Re-evaluating my Relationship with Twitter
I enjoy Twitter. I consider it to be an amusing diversion. It provides an opportunity to interact with friends that I’ve made all over the world. I find that swapping banter and trading quips with my twitter chums, often raises the spirits after a day filled with first world problems.
I recently went through my Twitter settings and “unfollowed” a lot of accounts. This included celebrities that only Tweet occasionally when they had a tour or a book to promote. Politicians and social commentators whose views and principles I find tiring. I even ditched a few fellow bloggers who have a tendency to whine or moan about their lot in life. You could argue that I’ve created an echo chamber and that I’m living in an online bubble. You may well be right. Humans often do the opposite of what they claim to believe. It’s like our default setting is one of cognitive dissonance.
The today at about 6:15 PM GMT the following Tweets appeared in my timeline. A timeline filled with gaming news, movie trivia, jokes and fun; a tide of light, ephemeral and utterly inconsequential inanities.
There amid all the trivia and decadence that we surround ourselves with on a daily basis was a picture of a small child, face down in the water on a beach in Turkey. Dead.
It took several seconds for this image to fully compute. What exactly was this picture that Father Roderick Vonhogen had unceremoniously dumped in my bright and cheerful timeline? So I followed the link to The Independent website and read the subsequent story. Then finally magnitude of what was depicted finally hit me and it hit me hard. I make no bones about the fact that I wept at the utter tragedy of what I saw and read.

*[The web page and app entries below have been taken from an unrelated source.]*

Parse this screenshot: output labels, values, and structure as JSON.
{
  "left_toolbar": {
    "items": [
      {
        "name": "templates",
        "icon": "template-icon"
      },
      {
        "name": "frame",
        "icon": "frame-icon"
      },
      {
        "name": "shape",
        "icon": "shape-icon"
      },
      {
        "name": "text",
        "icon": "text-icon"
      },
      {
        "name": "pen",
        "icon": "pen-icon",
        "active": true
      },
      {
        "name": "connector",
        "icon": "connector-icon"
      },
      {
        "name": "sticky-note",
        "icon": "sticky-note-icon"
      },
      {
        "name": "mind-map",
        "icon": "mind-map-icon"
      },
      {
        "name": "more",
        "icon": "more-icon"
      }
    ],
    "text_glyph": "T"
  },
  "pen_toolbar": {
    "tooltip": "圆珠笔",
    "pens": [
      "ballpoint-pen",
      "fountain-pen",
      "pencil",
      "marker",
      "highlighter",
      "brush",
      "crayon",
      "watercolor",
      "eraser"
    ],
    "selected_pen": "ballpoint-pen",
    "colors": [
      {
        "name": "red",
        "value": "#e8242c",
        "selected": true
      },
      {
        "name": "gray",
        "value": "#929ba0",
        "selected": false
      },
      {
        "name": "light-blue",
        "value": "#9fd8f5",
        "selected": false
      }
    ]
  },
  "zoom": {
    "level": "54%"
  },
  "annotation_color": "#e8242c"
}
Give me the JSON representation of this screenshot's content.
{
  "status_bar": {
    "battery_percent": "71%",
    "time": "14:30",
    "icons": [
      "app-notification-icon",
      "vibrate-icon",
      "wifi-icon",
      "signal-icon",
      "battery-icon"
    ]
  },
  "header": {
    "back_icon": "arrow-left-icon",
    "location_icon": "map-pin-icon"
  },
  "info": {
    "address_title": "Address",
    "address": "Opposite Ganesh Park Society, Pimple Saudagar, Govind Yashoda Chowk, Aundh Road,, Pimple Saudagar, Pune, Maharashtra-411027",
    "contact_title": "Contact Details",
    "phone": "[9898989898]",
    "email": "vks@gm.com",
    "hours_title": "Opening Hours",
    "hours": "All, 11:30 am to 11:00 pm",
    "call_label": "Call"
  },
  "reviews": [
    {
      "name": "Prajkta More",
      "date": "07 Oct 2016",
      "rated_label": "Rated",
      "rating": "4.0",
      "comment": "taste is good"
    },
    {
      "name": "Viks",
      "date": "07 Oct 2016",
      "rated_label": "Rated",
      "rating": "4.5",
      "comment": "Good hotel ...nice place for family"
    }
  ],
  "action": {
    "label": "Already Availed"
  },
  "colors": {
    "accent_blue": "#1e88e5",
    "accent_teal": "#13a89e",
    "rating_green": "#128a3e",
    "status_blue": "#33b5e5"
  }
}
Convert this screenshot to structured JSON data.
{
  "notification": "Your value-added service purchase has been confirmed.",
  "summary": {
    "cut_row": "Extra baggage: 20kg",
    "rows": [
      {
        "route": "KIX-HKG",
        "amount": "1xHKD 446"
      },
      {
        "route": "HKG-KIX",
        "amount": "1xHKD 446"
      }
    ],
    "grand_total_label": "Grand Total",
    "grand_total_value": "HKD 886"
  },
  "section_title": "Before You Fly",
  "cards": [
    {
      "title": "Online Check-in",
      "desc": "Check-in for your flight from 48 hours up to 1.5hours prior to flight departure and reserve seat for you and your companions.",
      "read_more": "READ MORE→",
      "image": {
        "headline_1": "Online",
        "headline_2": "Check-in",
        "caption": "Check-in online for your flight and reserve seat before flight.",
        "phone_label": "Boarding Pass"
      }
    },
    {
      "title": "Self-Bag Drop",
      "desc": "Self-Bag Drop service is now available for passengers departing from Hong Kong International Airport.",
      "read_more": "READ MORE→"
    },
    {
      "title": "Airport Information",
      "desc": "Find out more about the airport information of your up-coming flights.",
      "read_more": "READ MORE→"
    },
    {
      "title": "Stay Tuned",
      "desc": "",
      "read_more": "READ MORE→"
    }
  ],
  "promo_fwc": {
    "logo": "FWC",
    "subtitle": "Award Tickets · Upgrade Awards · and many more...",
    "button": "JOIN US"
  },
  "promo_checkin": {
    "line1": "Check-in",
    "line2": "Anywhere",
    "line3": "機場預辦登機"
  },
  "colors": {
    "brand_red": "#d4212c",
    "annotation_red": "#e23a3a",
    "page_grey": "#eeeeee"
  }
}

If you can bring yourself to follow the link to the newspaper article, you’ll discover the very human face of the “ongoing migrant crisis” that is currently occurring across Europe. The child is believed to be a dead Syrian refugee, one of eleven that have died trying to reach the Greek island of Kos. Like many people, my perception of this political and social issue is both vague and abstract. Until today it’s simply something that has just occupied the news and frankly doesn't have any meaningful impact upon my cosy life.
Today that has changed.
I have no political axe to grind with regard this matter. I fully appreciate that all the factors that are contributory to the current wave of migrants are very complex. This is not a black and white situation and there are no easy solutions or quick fixes. I am sympathetic to the needs of both the migrants and refugees as well the populations of the European countries affected. But as a human being I can no longer ignore the fact that there is a very real tragedy taking place on my very doorstep. I cannot dismiss dead children washing up on beaches as if it were nothing. So tomorrow I shall start by lobbying my local Member of Parliament and seek clarification as to exactly what the UK government is doing with regard to this matter. Ironically my MP James Brokenshire, is also Minister of State for Immigration. Contacting my political representative may not have much impact but it’s a start. A position of concern is better than one of indifference.
And so we return to the subject of Twitter. Ultimately it is wrong to adopt a shoot the messenger mind set, after all my Twitter timeline is something of my own making. Plus it is intellectually flawed to assume that everything that is not a weighty issue is “bad” and should be dismissed. Relativism and context should not be thrown out with the bath water in a fit of knee-jerk self-pity.
However I do think that if Twitter is to continue to be one of the windows that I use to view the world, it may be time to take some steps to change the view. I need to leave my self-imposed comfort zone and allow a greater diversity of content in my timeline. Rather than disengaging with the world as I grow older, I need to do the opposite. Exactly what I should do I’m not sure but I feel that I should do something? Changing my use of social media is perhaps the first step of that process.